* What is being asked *
Pull every line that includes the word "icon" from the data.

======== Record excerpts ========

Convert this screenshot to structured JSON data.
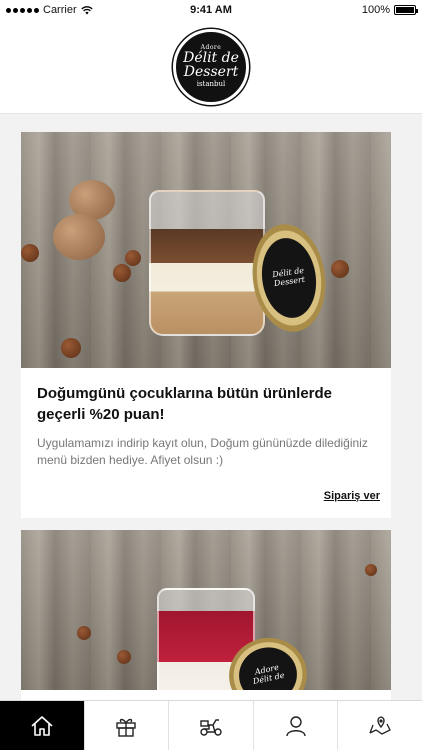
{
  "status_bar": {
    "carrier": "Carrier",
    "time": "9:41 AM",
    "battery": "100%",
    "battery_level": 1.0
  },
  "header": {
    "logo_text_small": "Adore",
    "logo_text_main_1": "Délit de",
    "logo_text_main_2": "Dessert",
    "logo_text_sub": "istanbul"
  },
  "feed": {
    "cards": [
      {
        "title": "Doğumgünü çocuklarına bütün ürünlerde geçerli %20 puan!",
        "description": "Uygulamamızı indirip kayıt olun, Doğum gününüzde dilediğiniz menü bizden hediye. Afiyet olsun :)",
        "action_label": "Sipariş ver",
        "lid_text_1": "Délit de",
        "lid_text_2": "Dessert"
      },
      {
        "lid_text_1": "Adore",
        "lid_text_2": "Délit de"
      }
    ]
  },
  "tab_bar": {
    "tabs": [
      {
        "icon": "home-icon",
        "active": true
      },
      {
        "icon": "gift-icon",
        "active": false
      },
      {
        "icon": "scooter-icon",
        "active": false
      },
      {
        "icon": "user-icon",
        "active": false
      },
      {
        "icon": "location-icon",
        "active": false
      }
    ]
  },
  "colors": {
    "active_tab": "#000000",
    "background": "#f2f2f2",
    "text": "#111111",
    "muted_text": "#777777"
  }
}
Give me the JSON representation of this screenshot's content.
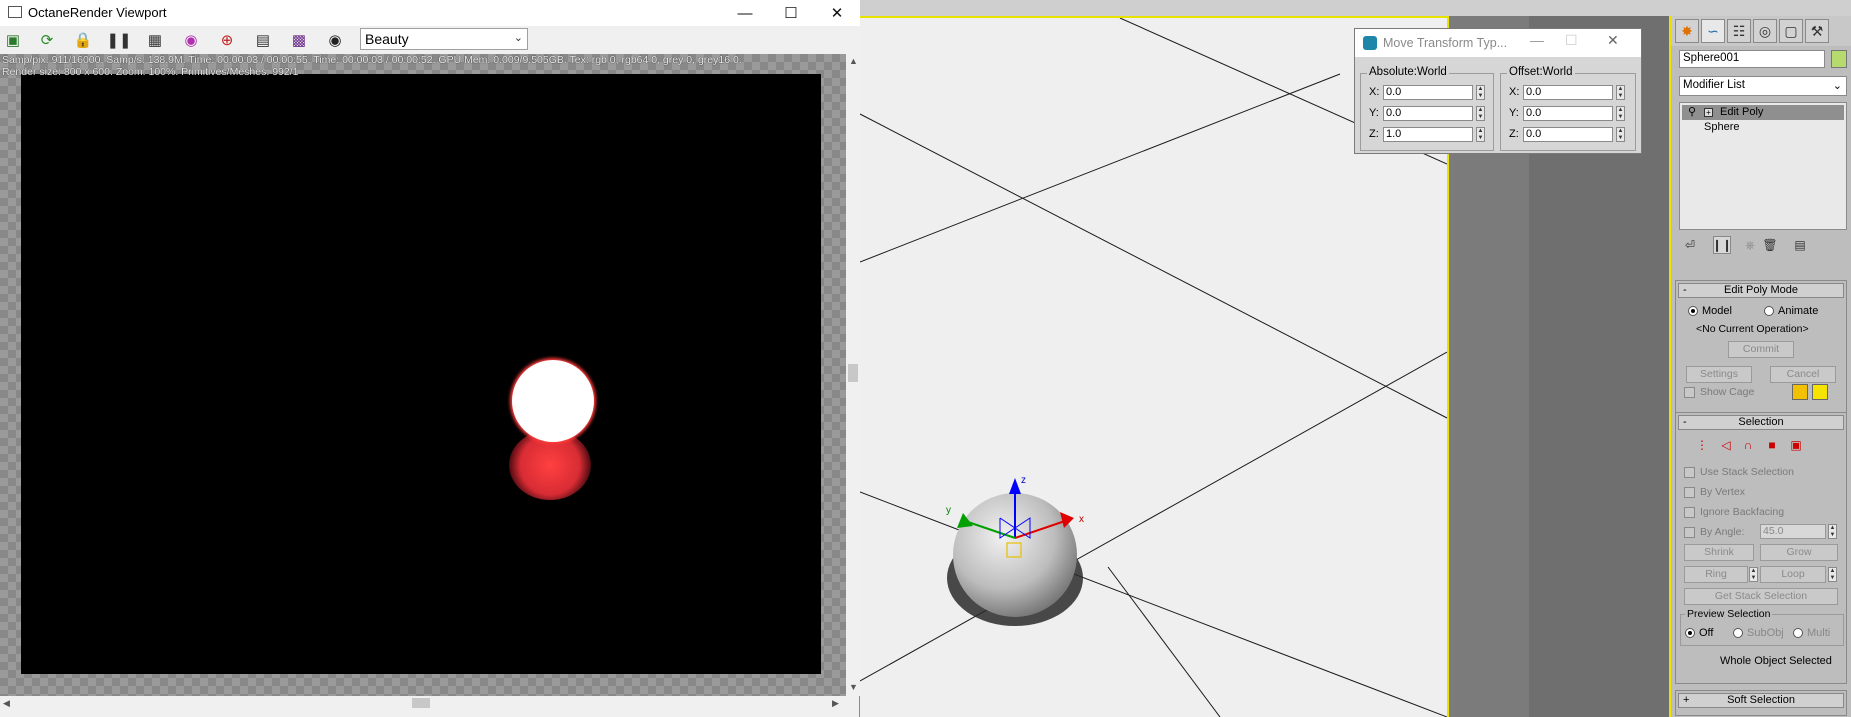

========

* Answer to this task *
        "icon": "home-icon",
        "icon": "gift-icon",
        "icon": "scooter-icon",
        "icon": "user-icon",
        "icon": "location-icon",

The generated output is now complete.